By the time Caiaphas and his scribes and elders had finished taking turns spitting on Jesus, their spit was most likely dripping down from His forehead into His eyes; dribbling down His nose, His cheekbones, and His chin; and even oozing down onto His clothes. This was an extremely humiliating scene! Their hideous conduct was something Jesus definitely didn’t deserve.
But these religious leaders didn’t stop with just humiliating Jesus. After spitting on Him, they each doubled up their fists and whacked Him violently in the face! Matthew 26:67 says, “Then did they spit in his face, and buffeted him.…” The word “buffet” is a Greek word that means to strike with the fist. It is normally used to picture a person who is violently beaten.
As if it wasn’t insulting enough to spit on Jesus, approximately 100 men viciously struck Him with their fists and slapped Him with the palms of their hands. Not only was this brutal — it was sadistic! Humiliating Jesus with their spit and curses didn’t satisfy the hatred of these men; they wouldn’t be satisfied until they knew He had been physically assaulted.
It appears that these scribes and elders were so paranoid about Jesus getting more attention than them that they simply wanted to destroy Him. Every time they spit on Him, they were spitting on the anointing. Every time they struck Him, they were leveling a punch against the anointing. They hated Jesus and the anointing that operated through Him to such an extent that they voted to murder Him. What a strange way to render “thanks” to One who had done so much for them!
When I become disappointed at the way others respond to me, I often think of what happened to Jesus on that night when He came before these Jewish leaders. John 1:11 tells us, “He came unto his own, and his own received him not.” Although these men who spit on and hit Jesus refused to acknowledge Him, He still went to the Cross and died for them. His love for them was unwavering — unshaken and unaffected by their wrong actions.
As you think of how people have wronged you, does it affect your desire to love them? Is your love for those unkind people unwavering, unshaken, and unaffected? Or have conflicts revealed you have a fickle love that you quickly turn off when people don’t respond to you the way you wished they would?
The same Holy Spirit who lived in Jesus now lives in you. Just as the Spirit of God empowered Jesus to love people consistently, regardless of what they did or didn’t do, the Holy Spirit can empower you to do the same. So why don’t you take a few minutes today to pray about and forgive the people who have let you down?
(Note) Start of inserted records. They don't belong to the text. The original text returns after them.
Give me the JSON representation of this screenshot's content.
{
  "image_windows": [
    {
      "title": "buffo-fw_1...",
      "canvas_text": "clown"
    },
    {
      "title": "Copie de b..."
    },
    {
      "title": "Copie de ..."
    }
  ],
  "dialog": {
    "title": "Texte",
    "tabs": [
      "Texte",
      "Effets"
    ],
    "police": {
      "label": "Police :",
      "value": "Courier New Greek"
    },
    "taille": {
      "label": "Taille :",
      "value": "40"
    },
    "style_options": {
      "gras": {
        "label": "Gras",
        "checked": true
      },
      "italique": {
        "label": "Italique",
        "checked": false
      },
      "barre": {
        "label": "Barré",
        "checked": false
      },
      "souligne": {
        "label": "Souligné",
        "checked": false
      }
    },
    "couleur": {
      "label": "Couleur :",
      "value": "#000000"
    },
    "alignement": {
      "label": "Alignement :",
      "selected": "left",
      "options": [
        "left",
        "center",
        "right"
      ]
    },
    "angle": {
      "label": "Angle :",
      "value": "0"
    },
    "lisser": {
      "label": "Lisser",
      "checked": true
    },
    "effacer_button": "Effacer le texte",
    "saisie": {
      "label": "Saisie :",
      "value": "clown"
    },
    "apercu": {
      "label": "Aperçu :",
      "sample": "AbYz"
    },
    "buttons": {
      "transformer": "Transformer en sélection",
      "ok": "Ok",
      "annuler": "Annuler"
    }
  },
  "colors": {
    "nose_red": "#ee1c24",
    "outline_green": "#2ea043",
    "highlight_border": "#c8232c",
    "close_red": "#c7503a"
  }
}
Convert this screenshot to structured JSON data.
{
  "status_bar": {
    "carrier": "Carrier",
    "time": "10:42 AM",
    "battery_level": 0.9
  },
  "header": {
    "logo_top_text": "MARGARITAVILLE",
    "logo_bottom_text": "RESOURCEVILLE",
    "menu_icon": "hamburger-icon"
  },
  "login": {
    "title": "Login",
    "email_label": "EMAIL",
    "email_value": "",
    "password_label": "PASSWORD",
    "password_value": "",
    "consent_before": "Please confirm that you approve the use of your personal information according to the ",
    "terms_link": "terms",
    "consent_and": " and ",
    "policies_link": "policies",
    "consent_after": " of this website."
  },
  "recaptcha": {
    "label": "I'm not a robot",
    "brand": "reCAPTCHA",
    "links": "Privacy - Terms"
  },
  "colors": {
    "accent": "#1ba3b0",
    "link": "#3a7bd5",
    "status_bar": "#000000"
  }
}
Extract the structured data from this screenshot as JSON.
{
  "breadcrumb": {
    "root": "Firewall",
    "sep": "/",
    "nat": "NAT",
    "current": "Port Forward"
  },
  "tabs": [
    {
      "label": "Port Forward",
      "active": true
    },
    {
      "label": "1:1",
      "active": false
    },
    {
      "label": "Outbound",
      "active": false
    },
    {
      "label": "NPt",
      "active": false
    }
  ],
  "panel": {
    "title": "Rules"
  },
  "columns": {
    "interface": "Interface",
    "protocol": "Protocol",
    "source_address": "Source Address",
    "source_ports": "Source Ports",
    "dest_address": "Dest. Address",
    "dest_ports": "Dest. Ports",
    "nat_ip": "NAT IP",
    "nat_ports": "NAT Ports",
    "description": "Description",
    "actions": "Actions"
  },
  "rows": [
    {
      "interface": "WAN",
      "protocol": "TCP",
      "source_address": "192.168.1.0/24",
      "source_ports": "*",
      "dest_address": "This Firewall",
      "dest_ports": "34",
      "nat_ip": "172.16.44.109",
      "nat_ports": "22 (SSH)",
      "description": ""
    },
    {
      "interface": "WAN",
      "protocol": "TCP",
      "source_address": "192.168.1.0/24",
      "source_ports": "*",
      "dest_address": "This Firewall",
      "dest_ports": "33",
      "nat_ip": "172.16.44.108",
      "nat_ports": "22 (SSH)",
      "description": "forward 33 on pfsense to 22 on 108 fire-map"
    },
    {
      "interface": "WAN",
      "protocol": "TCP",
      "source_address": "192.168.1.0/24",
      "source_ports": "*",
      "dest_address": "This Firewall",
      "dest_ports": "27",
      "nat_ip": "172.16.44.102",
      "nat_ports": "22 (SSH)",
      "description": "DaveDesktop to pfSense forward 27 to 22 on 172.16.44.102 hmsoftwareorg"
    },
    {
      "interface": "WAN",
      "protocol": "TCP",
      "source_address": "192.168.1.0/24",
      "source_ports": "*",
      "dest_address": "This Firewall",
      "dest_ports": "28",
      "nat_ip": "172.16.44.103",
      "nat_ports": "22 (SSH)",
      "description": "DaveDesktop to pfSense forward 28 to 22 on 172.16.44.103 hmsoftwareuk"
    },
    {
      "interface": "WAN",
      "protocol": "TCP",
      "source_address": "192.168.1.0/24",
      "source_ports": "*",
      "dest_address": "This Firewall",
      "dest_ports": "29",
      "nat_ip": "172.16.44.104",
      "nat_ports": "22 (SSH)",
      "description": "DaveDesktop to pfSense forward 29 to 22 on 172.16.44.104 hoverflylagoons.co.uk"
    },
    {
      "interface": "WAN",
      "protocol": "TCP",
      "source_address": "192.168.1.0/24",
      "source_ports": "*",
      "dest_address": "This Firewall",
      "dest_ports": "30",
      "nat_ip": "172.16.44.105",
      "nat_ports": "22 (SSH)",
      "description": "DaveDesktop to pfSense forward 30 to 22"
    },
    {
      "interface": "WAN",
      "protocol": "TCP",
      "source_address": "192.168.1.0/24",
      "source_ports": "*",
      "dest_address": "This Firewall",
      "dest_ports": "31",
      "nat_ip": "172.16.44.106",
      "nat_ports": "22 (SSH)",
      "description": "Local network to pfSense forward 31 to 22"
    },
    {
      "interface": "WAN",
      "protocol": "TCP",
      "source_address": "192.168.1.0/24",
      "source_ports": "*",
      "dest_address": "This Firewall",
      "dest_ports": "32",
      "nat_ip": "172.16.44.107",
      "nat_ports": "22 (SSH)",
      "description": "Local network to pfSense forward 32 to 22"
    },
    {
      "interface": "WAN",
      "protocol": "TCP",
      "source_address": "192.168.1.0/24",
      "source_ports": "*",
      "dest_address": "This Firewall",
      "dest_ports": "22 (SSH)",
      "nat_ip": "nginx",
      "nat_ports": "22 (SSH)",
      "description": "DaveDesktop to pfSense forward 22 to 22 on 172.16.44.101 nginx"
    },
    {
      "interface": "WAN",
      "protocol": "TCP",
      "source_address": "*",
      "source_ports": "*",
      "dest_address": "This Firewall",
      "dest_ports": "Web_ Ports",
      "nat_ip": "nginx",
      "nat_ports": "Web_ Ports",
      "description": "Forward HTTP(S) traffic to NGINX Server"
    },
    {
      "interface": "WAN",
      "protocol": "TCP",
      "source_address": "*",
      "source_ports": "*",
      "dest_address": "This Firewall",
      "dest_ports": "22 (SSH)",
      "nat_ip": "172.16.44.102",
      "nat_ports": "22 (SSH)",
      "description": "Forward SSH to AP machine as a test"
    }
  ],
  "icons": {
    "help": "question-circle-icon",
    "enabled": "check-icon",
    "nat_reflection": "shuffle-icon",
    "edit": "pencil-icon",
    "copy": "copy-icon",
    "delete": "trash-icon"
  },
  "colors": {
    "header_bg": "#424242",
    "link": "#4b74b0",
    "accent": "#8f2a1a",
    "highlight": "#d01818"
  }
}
I remember the struggle I personally experienced sowing that large seed into that other pastor’s building program. But I can also vividly recall the great sense of peace, joy, and freedom that came when I blessed him and his church — and later completely forgave him not just for his lack of gratitude, but also for his lack of respect for me and our ministry.
This month, we’re offering Denise’s “Redemption Collection” that you can read about in the enclosed flyer. Her teachings and insights are so impacting and life-changing. I wanted to share with you this teaching on forgiving others in the face of hurtful, humiliating insults. Jesus experienced the insults and modeled the forgiveness — and then He laid down His life for us lovingly and willingly. He was showing us the way to live the highest type of life possible. I pray you’ve been blessed by what you read.
If there’s any specific way Denise and I and our team can pray for you, please be sure to let us know. It really is one of our highest honors to stand in faith with you for the answers you seek.
We love you and thank God for you!
We are your brother and sister, friends, and partners in Jesus Christ,
Rick and Denise Renner
along with Paul, Philip, and Joel and their families